Now, line 9 may be the point where the poem’s composure completely dissolves, but Smith has been building up to this moment throughout the first two quatrains.  The apparent calm in the lead-up is illusory. For one thing, the sound-play in the first eight lines is incredibly emphatic. The first two rhymes are on the similar-sounding [aɪdz] (“tides”/”rides”) and [aɪnz] (“combines”/”confines”), with either sound amplifying the other. Internally, the lines are super-charged with repeated sounds: “Pressed”/”arbitress” and “moon”/”mute” in line 1, the double alliteration of “huge billows” and “heaving bed” in line 5, the sibilance of “breaks the silent sabbath” in line 8, and so forth.

It’s difficult to read this poem aloud without feeling a bit pompous, the sound-play is so heavy and the lines so measured. One imagines Smith declaiming this piece to the decay before her, arms raised to the heavens like a capital-R Romantic heroine, trying to convey her emotions to the spirits. But behind all that power, there’s also strain, and that strain comes through in the poem’s meter.

The first quatrain scans pretty regularly for a sonnet, with no line straying too far from iambic pentameter. Line 1 has an authoritative initial trochee (“Pressed by | the moon…”) and line 2 starts with a double iamb (“While the | loud e | quinox…”), but beyond those two substitutions, it’s four lines of forceful iambs. (Even if we give “power” its modern two-syllable scansion, the stresses stay on the same syllables in the line; the anapest changes very little.) What’s more, the stresses keeps accentuating words relating to strength: “pressed,” “loud,” “power” “swelling surge.”  If not for the rhyme, I could almost see King Lear reciting these lines on the stormy heath.

But the second quatrain does not scan so easily. Consider lines 5 and 6:

The wild blast, rising from the western cave,
Drives the huge billows from their heaving bed

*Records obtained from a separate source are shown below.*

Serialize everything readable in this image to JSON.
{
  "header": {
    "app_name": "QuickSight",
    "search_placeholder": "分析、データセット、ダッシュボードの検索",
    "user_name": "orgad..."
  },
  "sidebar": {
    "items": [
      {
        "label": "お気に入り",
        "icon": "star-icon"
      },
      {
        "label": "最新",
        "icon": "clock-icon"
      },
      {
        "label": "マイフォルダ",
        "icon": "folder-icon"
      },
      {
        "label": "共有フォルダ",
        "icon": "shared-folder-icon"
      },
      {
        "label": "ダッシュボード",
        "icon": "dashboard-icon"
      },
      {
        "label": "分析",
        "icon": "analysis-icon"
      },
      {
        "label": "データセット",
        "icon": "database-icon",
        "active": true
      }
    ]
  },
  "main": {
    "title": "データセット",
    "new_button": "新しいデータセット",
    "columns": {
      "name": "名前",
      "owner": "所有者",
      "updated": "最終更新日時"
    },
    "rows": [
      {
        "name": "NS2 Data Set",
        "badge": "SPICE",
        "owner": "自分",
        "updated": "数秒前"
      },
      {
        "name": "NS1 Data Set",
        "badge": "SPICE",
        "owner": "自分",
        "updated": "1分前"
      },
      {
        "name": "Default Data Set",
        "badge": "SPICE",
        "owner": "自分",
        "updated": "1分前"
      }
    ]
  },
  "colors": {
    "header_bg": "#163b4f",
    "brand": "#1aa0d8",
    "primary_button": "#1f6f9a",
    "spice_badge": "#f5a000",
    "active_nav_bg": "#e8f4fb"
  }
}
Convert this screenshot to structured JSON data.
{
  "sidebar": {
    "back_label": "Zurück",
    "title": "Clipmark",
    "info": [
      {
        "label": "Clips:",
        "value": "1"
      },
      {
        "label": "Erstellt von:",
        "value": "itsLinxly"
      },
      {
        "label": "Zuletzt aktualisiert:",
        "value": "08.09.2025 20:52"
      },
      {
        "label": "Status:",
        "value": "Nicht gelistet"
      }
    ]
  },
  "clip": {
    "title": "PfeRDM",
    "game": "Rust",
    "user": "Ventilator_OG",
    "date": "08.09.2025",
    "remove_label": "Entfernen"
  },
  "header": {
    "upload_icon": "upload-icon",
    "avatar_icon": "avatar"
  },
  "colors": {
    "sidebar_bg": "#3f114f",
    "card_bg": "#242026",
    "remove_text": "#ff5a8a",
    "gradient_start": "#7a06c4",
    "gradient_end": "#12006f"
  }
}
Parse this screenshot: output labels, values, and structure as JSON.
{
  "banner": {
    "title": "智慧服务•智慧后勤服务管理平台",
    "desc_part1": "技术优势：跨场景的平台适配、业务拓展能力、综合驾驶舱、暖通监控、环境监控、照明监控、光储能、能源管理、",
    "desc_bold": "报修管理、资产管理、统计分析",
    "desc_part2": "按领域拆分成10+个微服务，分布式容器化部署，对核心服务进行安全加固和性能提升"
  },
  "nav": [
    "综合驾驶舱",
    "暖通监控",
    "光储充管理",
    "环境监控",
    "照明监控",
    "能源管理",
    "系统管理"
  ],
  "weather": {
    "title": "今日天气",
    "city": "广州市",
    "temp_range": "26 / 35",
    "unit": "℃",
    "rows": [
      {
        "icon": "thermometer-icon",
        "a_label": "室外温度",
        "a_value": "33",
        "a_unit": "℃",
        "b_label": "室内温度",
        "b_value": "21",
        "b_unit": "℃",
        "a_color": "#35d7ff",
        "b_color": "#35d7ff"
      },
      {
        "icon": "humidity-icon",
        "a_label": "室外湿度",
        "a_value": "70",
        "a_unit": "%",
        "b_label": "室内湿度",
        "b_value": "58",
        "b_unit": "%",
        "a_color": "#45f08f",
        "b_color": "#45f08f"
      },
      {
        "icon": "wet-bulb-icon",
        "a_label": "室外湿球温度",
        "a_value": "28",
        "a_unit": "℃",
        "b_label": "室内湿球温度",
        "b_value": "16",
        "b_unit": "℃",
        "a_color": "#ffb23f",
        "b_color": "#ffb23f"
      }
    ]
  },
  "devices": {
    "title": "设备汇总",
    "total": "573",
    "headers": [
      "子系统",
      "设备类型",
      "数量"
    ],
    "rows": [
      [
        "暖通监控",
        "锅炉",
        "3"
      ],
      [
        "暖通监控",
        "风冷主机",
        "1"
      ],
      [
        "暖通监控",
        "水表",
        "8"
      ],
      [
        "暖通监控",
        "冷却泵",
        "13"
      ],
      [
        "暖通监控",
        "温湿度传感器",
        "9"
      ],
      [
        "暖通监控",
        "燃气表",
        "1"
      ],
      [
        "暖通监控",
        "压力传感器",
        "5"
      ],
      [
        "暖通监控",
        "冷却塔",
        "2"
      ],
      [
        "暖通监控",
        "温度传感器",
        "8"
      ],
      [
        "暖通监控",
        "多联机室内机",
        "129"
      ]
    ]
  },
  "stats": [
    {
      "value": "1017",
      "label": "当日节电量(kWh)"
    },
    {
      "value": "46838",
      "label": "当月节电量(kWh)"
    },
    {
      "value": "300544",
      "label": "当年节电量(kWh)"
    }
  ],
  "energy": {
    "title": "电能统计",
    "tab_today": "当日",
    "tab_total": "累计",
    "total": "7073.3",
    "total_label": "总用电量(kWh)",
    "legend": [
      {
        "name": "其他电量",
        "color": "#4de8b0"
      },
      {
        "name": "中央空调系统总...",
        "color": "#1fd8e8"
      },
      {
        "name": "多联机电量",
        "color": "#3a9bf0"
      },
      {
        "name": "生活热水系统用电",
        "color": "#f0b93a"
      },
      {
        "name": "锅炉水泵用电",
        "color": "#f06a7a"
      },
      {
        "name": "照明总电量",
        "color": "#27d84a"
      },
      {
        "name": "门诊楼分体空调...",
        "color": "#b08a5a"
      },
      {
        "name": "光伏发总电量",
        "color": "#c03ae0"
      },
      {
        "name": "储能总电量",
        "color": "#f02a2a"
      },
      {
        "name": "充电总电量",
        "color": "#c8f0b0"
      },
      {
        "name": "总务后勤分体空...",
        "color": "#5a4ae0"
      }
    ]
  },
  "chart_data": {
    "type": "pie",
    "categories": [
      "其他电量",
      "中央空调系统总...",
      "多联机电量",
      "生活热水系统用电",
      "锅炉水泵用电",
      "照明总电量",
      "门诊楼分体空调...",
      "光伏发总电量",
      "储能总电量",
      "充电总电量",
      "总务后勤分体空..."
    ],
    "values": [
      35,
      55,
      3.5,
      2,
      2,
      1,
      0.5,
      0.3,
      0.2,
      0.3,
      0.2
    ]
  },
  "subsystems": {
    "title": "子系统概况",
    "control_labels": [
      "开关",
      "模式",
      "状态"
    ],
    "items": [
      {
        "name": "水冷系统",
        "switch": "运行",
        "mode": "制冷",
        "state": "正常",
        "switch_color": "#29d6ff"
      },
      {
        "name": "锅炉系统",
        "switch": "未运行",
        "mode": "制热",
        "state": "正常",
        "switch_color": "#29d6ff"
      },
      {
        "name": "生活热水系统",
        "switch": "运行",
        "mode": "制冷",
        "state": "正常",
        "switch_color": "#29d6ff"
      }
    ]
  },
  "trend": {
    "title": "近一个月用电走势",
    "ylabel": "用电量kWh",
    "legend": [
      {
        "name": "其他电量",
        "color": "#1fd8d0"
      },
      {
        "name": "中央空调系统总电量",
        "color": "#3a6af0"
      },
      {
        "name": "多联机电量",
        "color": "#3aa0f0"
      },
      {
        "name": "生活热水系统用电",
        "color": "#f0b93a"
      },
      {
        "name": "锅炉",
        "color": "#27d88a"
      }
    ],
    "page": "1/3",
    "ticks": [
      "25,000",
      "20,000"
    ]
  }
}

Forcing these lines to fit the mold of iambic pentameter is a challenge. The mid-line comma and the possibility of pronouncing “wild” as two syllables suggest we scan the first three words as two iambs (“The wi | ld blast“). The rest of line 5, meanwhile, has a fairly intuitive cadence: “ris | ing from | the wes | tern cave.” Putting both parts together, though, we end up with six stresses instead of five. We can either demote “from” to an unstressed syllable, which maintains the semantic emphases but producing an ungainly scansion (“The wi | ld blastrising | from the wes|tern cave“), or we can elide “wild” into one syllable and demote either it or “blast,” which makes for a better-scanning line but is unsatisfying semantically. Who says “wild” or “blast” weakly?

Line 6 presents a similar problem, with a natural reading producing a six-stress line. Demoting “from,” as it did before, makes for an even worse scansion than before: “Drives the | huge bil | lows from | their hea | ving bed.” The other option, demoting “drives” or “huge,” as it did before, forces us to de-emphasize a strength-related word, exactly what the poem encouraged us to do in the first quatrain. Gone are the forceful declamations; uncertainty now reigns. The poem may get back on song in the next two lines, with just the initial trochee in line 7, but it does so just in time for the bodies to start surfacing.

All of the above may be interesting, but how does it factor in to the poem’s conclusion? Well, it justifies how the speaker could possibly see “gloomy rest” in this scene. The disturbed dead are numb to the chaos around them, unable “to hear the warring elements.” But more than that, the dead cannot think or feel, whereas the speaker is compelled to contemplate their fate, with all that loud language and emotion discussed above bouncing about in her head. The one thing someone in such a position could envy is quiet. But in the Romantic world of Smith’s poetry, that is impossible. The speaker can only “gaze with envy” at the possibility.

To end on a (slightly) cheerier note: Lit Brick has an amusing summation of the poem in webcomic form, so enjoy that!

What do you think of Smith’s sonnet? Have any suggestions for more classic poems to dissect? Feel free to share in the comments.